**SUPPLIED ENTRIES**
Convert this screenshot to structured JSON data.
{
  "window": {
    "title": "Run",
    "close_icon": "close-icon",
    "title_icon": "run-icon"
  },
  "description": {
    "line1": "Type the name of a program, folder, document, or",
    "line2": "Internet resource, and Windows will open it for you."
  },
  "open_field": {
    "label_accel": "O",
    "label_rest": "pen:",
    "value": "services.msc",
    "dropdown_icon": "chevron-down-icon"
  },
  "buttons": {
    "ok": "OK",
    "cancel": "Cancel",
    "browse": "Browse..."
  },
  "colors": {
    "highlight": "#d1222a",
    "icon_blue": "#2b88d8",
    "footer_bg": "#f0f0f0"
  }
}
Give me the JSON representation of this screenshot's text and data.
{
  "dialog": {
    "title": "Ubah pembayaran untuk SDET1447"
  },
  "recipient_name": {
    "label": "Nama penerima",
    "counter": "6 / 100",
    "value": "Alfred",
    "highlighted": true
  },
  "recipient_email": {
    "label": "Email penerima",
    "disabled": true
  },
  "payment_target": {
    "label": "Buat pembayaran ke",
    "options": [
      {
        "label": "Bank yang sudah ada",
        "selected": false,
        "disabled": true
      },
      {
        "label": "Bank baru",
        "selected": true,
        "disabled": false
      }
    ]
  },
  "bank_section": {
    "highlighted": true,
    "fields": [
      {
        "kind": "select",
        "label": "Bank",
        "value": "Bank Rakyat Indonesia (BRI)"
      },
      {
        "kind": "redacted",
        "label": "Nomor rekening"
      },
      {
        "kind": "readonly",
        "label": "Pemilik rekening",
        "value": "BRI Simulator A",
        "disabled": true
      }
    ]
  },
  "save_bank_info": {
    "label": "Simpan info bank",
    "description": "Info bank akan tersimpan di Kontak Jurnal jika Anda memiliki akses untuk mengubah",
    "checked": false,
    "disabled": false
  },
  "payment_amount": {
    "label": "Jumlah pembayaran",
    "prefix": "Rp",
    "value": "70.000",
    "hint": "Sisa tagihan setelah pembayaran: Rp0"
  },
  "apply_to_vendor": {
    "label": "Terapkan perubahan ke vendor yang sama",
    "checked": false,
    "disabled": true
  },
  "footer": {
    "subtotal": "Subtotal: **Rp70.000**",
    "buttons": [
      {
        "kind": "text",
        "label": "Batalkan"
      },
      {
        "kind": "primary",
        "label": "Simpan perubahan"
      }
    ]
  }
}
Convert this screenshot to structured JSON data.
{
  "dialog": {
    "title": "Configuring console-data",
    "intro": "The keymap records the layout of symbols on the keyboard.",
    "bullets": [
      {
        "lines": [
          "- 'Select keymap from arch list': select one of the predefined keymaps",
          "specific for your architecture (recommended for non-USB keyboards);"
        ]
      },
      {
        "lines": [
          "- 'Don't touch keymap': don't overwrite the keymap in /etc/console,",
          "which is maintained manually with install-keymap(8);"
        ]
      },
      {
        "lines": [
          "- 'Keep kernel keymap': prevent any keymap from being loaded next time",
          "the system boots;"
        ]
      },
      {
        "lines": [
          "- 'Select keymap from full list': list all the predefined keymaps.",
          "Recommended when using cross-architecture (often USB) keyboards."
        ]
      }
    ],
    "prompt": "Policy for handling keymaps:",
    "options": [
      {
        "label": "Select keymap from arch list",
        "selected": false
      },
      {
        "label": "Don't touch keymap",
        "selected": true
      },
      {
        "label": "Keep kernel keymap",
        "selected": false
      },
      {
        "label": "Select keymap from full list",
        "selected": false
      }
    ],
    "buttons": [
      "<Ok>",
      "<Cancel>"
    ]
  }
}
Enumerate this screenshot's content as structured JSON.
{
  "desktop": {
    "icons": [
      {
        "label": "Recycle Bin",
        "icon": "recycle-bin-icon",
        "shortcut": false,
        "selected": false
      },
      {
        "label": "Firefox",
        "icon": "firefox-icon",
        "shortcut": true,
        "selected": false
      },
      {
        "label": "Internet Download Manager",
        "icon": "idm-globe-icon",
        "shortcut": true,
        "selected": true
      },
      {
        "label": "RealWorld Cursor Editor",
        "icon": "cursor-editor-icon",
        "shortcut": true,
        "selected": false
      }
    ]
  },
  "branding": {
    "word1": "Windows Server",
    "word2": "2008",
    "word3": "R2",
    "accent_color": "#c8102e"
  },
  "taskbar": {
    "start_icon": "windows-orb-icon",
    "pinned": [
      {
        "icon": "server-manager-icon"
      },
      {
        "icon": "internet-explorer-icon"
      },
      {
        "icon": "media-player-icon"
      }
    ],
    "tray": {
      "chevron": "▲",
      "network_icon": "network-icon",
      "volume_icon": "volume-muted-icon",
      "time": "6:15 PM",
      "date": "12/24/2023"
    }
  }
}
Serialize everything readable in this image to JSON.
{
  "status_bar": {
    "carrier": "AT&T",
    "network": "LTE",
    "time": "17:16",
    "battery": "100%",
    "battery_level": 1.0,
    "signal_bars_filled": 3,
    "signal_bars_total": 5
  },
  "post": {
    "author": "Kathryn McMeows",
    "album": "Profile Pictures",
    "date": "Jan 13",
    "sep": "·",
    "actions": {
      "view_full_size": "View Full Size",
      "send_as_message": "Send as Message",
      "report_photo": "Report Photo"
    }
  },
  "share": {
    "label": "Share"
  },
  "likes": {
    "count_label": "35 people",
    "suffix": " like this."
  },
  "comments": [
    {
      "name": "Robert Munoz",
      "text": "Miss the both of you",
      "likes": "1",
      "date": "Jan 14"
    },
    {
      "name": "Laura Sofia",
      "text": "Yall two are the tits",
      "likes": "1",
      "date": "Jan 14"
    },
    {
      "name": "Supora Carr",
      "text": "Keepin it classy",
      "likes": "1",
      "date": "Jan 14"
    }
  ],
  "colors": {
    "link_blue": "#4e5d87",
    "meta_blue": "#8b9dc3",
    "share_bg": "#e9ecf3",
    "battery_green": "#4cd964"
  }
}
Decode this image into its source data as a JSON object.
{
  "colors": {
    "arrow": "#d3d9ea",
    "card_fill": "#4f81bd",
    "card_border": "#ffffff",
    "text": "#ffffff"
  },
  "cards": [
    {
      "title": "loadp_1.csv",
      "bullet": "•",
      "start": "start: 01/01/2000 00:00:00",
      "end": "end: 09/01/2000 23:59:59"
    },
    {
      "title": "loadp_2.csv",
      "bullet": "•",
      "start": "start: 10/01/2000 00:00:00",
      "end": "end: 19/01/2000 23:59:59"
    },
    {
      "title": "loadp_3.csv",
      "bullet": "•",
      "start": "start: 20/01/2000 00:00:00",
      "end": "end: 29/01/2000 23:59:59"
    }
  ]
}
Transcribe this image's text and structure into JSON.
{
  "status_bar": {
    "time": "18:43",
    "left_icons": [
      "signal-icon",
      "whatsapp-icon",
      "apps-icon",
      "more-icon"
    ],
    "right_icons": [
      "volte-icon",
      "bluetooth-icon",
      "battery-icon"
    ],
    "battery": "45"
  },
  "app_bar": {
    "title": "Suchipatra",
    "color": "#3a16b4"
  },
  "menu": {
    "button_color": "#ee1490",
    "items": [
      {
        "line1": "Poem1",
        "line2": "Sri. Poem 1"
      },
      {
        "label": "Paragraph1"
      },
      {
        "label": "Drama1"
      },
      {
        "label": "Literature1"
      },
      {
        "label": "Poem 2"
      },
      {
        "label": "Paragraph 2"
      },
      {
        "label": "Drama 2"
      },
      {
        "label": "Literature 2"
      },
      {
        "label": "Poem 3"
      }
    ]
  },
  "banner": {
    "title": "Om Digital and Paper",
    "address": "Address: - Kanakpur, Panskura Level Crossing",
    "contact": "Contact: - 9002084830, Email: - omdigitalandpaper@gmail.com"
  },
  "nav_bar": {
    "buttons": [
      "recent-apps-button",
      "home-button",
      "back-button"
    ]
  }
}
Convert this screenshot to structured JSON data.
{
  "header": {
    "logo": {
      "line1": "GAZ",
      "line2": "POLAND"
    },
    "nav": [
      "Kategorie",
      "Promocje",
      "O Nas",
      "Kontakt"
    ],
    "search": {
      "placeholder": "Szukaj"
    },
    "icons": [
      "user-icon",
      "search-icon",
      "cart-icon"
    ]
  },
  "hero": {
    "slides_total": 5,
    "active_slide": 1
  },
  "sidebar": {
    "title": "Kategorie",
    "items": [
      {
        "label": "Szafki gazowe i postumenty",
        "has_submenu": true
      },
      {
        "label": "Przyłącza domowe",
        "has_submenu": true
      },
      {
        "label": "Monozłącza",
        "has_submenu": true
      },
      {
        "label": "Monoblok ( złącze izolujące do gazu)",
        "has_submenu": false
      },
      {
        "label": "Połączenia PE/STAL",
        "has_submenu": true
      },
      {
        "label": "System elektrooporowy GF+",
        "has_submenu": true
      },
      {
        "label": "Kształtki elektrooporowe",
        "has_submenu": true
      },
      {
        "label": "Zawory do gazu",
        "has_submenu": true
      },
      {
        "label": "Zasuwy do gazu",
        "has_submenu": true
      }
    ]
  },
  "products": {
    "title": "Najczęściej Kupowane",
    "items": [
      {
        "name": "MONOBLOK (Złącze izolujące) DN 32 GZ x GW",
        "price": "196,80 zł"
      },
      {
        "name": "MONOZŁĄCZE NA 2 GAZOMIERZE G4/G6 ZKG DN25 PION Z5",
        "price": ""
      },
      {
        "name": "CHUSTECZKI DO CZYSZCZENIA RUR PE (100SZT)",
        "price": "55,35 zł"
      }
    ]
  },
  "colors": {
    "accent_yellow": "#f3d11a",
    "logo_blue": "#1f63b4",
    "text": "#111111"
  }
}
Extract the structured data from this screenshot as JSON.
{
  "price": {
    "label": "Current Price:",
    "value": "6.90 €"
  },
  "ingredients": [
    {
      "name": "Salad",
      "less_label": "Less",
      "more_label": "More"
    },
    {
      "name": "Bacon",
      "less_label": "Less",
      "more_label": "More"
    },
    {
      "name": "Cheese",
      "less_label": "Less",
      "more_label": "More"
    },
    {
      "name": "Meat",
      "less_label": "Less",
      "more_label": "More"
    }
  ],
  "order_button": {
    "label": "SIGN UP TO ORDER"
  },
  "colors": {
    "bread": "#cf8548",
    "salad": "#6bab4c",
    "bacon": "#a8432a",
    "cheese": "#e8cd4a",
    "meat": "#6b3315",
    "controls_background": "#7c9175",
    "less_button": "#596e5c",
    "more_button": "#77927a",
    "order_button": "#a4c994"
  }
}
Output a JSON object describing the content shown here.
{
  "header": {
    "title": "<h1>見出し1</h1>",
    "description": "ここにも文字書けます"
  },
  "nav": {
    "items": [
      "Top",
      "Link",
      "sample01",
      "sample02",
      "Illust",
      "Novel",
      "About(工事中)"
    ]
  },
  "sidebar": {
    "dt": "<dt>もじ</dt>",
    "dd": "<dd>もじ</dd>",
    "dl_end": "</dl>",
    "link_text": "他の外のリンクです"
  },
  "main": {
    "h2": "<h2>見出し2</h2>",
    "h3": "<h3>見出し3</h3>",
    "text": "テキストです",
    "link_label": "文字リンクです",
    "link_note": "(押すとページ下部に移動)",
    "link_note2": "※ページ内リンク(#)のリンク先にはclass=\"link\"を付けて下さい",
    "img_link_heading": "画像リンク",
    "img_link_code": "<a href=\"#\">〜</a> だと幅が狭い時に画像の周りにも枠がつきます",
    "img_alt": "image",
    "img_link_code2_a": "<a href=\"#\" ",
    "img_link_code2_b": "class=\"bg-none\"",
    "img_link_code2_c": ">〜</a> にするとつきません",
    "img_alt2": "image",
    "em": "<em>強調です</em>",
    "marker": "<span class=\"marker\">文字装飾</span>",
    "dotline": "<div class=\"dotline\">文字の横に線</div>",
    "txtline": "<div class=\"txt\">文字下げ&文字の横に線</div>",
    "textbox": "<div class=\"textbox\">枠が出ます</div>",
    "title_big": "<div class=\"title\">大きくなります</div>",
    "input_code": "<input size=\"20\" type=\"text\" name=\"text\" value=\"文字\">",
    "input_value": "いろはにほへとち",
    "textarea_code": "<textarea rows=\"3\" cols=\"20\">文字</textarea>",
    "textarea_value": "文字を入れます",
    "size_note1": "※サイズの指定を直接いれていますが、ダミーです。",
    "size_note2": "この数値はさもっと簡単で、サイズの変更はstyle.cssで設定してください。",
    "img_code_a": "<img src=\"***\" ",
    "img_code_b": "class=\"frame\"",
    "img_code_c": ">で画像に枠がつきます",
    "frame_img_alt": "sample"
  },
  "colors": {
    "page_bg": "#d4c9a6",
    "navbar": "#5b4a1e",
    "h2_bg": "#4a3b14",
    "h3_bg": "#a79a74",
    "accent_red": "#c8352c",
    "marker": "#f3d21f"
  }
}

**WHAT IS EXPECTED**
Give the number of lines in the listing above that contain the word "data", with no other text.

**WRITTEN SOLUTION**
7